Another Three-Letter Tourney Leaves One Three-Letter Question: Why?
In 1970, 8th-ranked Marquette rejected a berth in the NCAA Tournament because the committee placed the Golden Eagles in a region far away from their Milwaukee fan base (another issue was the 16 slots were filled by automatic qualifiers from conferences and many large private universities such as Marquette, Notre Dame and DePaul did not belong to a conference) and head coach Al McGuire decided to enter (and eventually win) the post-season NIT. This form of protest to the NCAA selection process is a violation of NCAA rules.
Thirty-seven years later we have two post-season events (in addition to the NCAA Tournament), one of which is owned by the NCAA, and the drama of picking between the two won’t be close to what it once was because now fans couldn’t care less about either event. Without the drama, the conflict appears similar to just pity bickering between neighbors and doesn’t serve a purpose. So I ask you, the fans of college basketball, what’s the point of the new College Basketball Invitational?
The 16-team CBI will be staged in March by The Gazelle Group, which is based in Princeton, N.J. and runs the 2K Sports College Hoop Classic that benefits Coaches vs. Cancer and the O’Reilly Auto Parts CBE Classic.
Big East commissioner Michael Tranghese said in an interview with the Associated Press that his schools “are free to go and play in any event. I just don’t know if there’s a market for a third tournament, but this is the land of opportunity.”
Translation: I can’t stop you but I’m pretty darn sure our schools will accept a bid with the more tradition-rich, nationally-televised NIT. (Oh yeah I forgot to mention this new tournament doesn’t have a TV deal yet, good luck with that by the way).
The new post-season tournament will now make it 113 Division I teams that are playing basketball following the regular season or conference tournament. That’s exactly one-third of the schools. At this point, aren’t college basketball officials becoming hypocritical when they call the football bowl system the party for the world’s tallest midgets?
“We think this is a promising turn of events given the contraction of the NIT a year ago and the impact that had on mid-major selections,” Metro Atlantic Athletic Conference commissioner Rich Ensor said Wednesday to the Associated Press. “We’ll be supportive of the development of other options for postseason play.”
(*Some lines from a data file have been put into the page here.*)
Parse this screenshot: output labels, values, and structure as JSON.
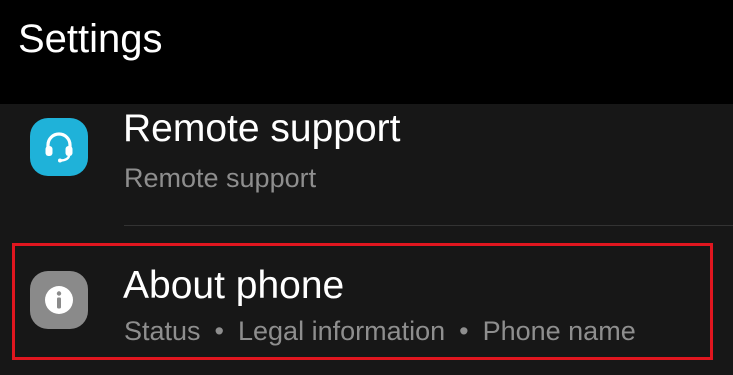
{
  "header": {
    "title": "Settings"
  },
  "items": [
    {
      "title": "Remote support",
      "summary": "Remote support",
      "icon": "headset-icon",
      "icon_color": "#1fb2d9"
    },
    {
      "title": "About phone",
      "summary_parts": [
        "Status",
        "Legal information",
        "Phone name"
      ],
      "separator": "•",
      "icon": "info-icon",
      "icon_color": "#8a8a8a"
    }
  ],
  "highlight": {
    "color": "#e0161f",
    "target": "About phone"
  }
}
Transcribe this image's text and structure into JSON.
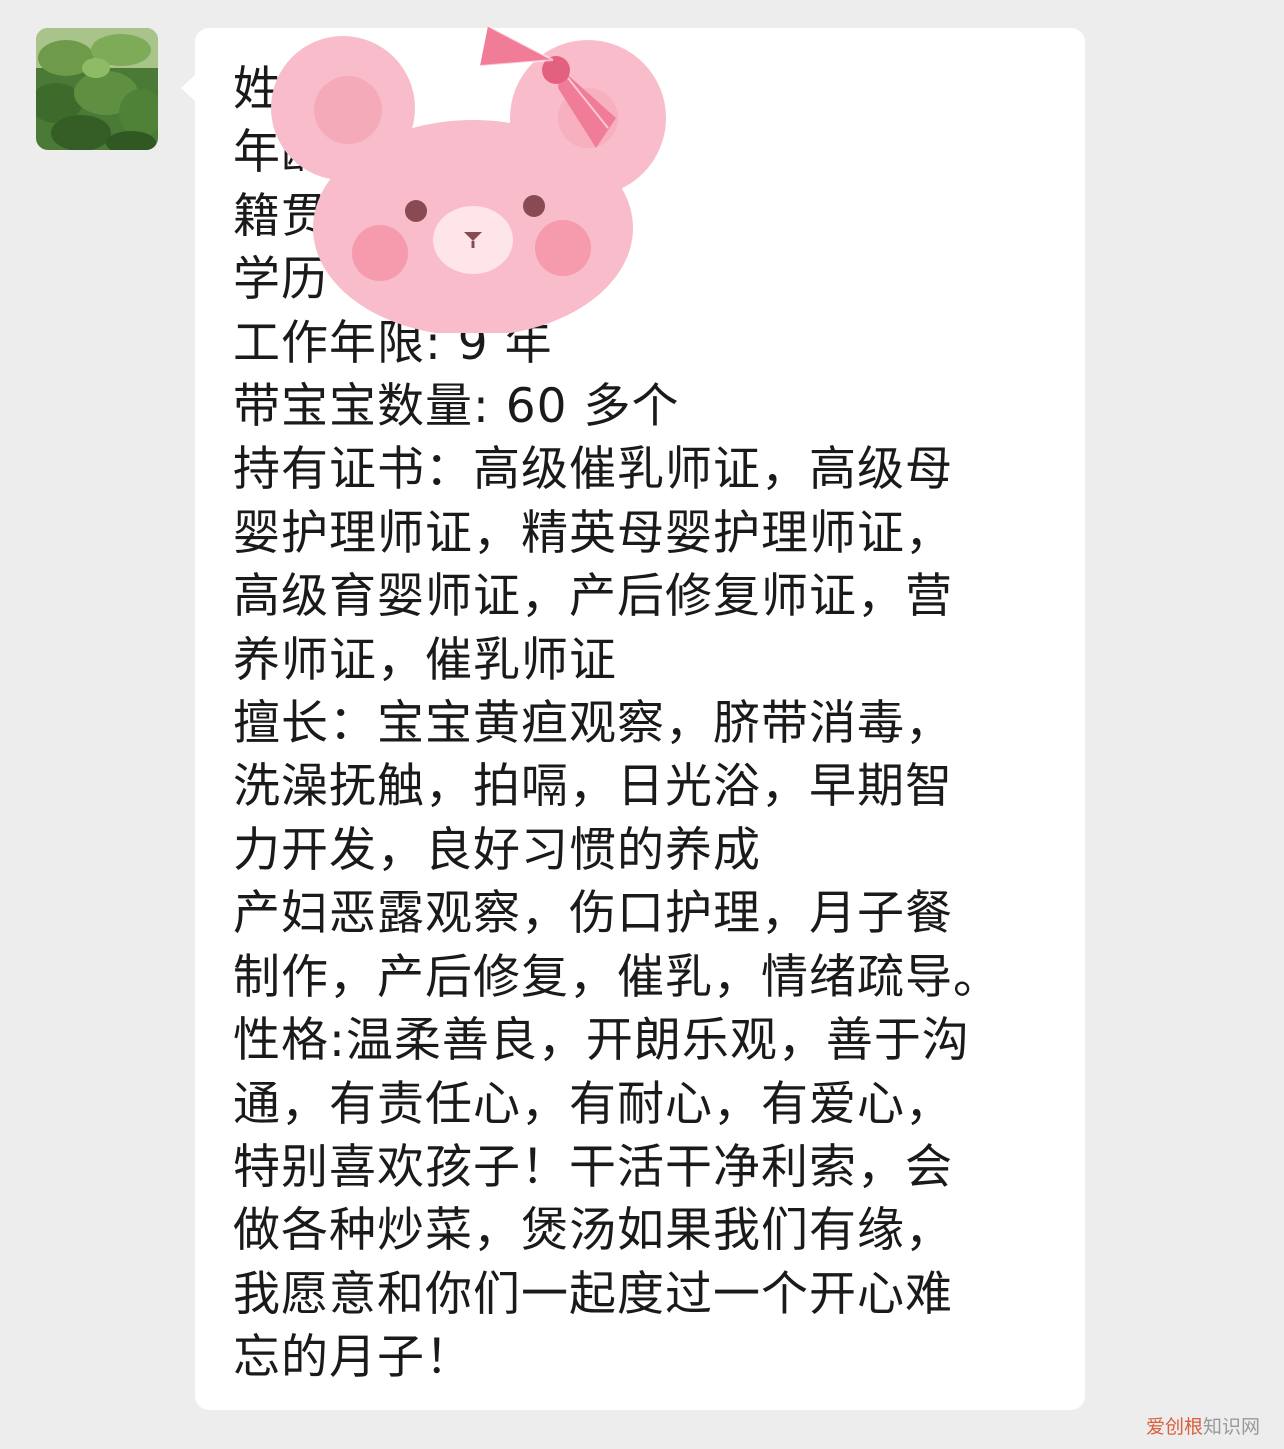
{
  "chat": {
    "message_lines": [
      "姓名",
      "年龄",
      "籍贯",
      "学历",
      "工作年限: 9 年",
      "带宝宝数量: 60 多个",
      "持有证书：高级催乳师证，高级母",
      "婴护理师证，精英母婴护理师证，",
      "高级育婴师证，产后修复师证，营",
      "养师证，催乳师证",
      "擅长：宝宝黄疸观察，脐带消毒，",
      "洗澡抚触，拍嗝，日光浴，早期智",
      "力开发，良好习惯的养成",
      "产妇恶露观察，伤口护理，月子餐",
      "制作，产后修复，催乳，情绪疏导。",
      "性格:温柔善良，开朗乐观，善于沟",
      "通，有责任心，有耐心，有爱心，",
      "特别喜欢孩子！干活干净利索，会",
      "做各种炒菜，煲汤如果我们有缘，",
      "我愿意和你们一起度过一个开心难",
      "忘的月子！"
    ]
  },
  "icons": {
    "avatar": "avatar-photo-icon",
    "sticker": "pink-bear-sticker-icon"
  },
  "watermark": {
    "brand": "爱创根",
    "suffix": "知识网"
  },
  "colors": {
    "background": "#ededed",
    "bubble": "#ffffff",
    "text": "#1a1a1a",
    "bear": "#f8bcc8",
    "bow": "#f07c98"
  }
}
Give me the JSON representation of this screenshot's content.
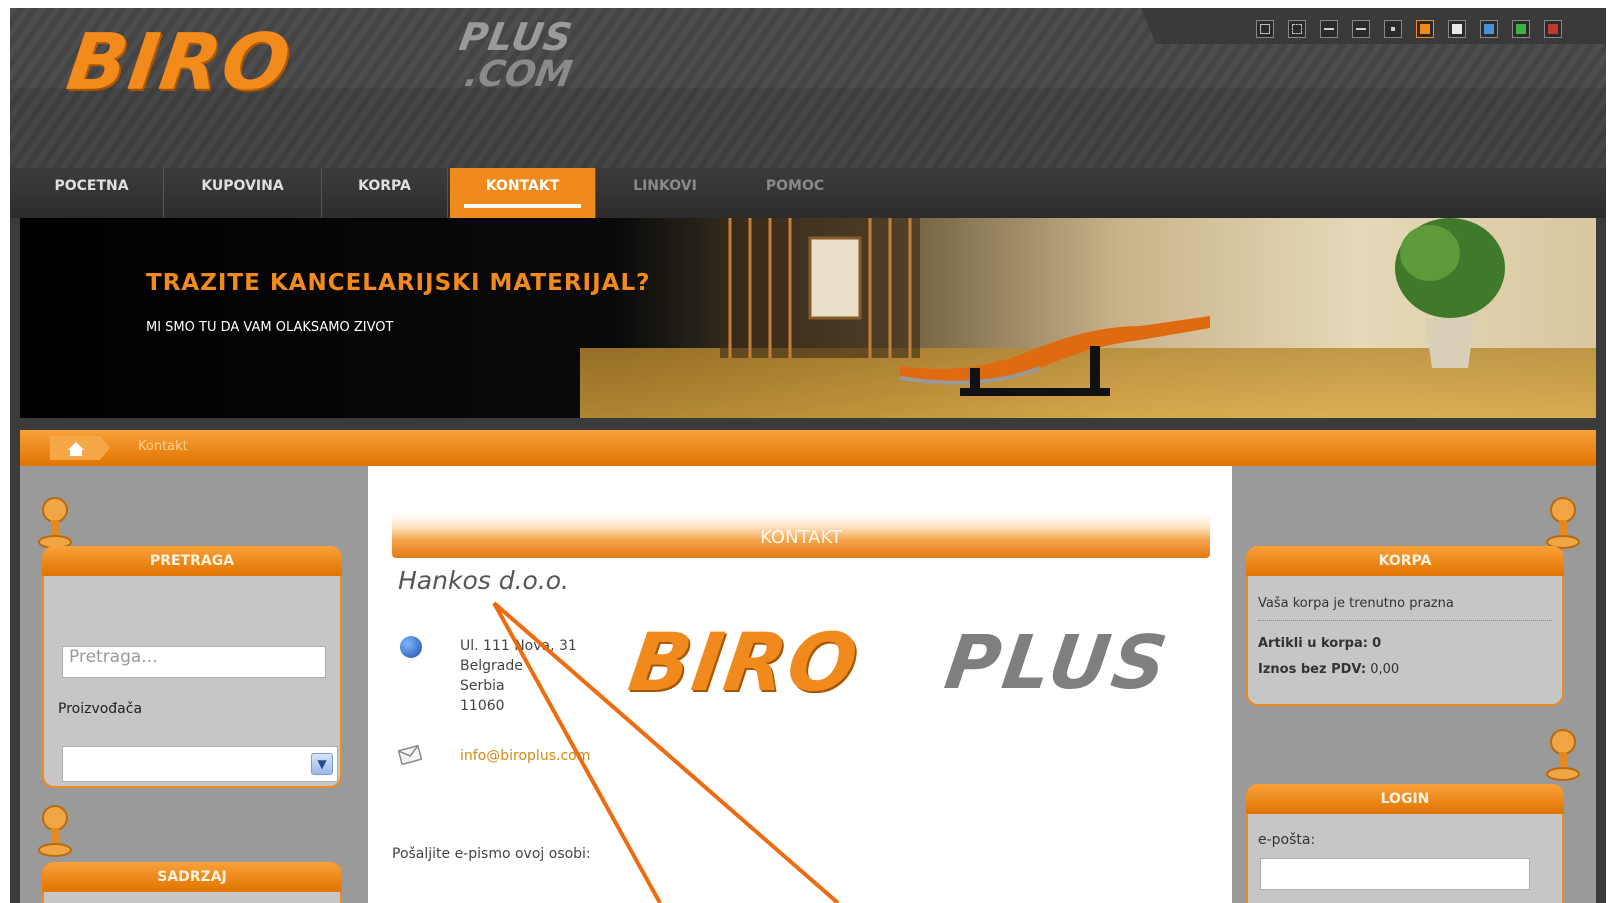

Of course the commissioners of one-bid leagues love this idea because they can sell advertisements that read they sent two or even three teams to post-season tournaments without really lying to the public (only sort of lying, which is always better). However, these conference presidents aren’t seeing the real picture. They can’t honestly believe the first invitation by the Gazelle Group will be to, say, a school with a hyphen or a direction in it. No, this is a business looking to make money so the UNC-Greensboros and Northern Colorados of the world will have to wait until the major schools snubbed of at-large berths to the NCAA Tournament make a decision. (For the record, I would rather not receive hate mail from fans of the Spartans and Bears please. It’s what I like to call an example, I’ll just take your word that you have fine programs).
The new tournament does have a slight twist at the end to make it unique from the Big Dance and NIT. It will be a single-elimination tournament through the semi-finals, all played at campus sites. The Championship Series will be a best of three with the higher-seeded team playing at home in the first game and, if necessary, the third.
The first round is scheduled for March 18-19. The Championship Series will be March 31, April 2 and April 4. Seriously, with all the BCS haters out there they are actually calling this The Championship Series? Really?
“It would be unfair for us to wait, so we’re going to let the NCAA pick their field and then we’ll invite the 66th team,” Gazelle Group president Rick Giles said in a November 14 press release. “It wouldn’t be fair not to.”
With CBS owning the 10,000-pound gorilla known as March Madness for quite a while and ESPN holding the rights to broadcast the NIT, how will this new event going to attract an audience that will care about a water-downed, second-tier post-season basketball tournament?
“One of the big things is giving teams a choice,” Giles added. “Competition is good and makes everything better. To date there hasn’t been a choice and we’ll make this a viable choice.”
This whole situation has a tainted smell similar to the IRL/CART auto racing split where nobody knows which event is more important and who is better. Pretty soon, nobody will be paying any attention at all and the organizers will have ruined what once was a viable non-NCAA Tournament option.
113 schools, three champions, and two different organizations. Post-season basketball isn’t really madness anymore, it’s a monster that continues to grow for no logical reason.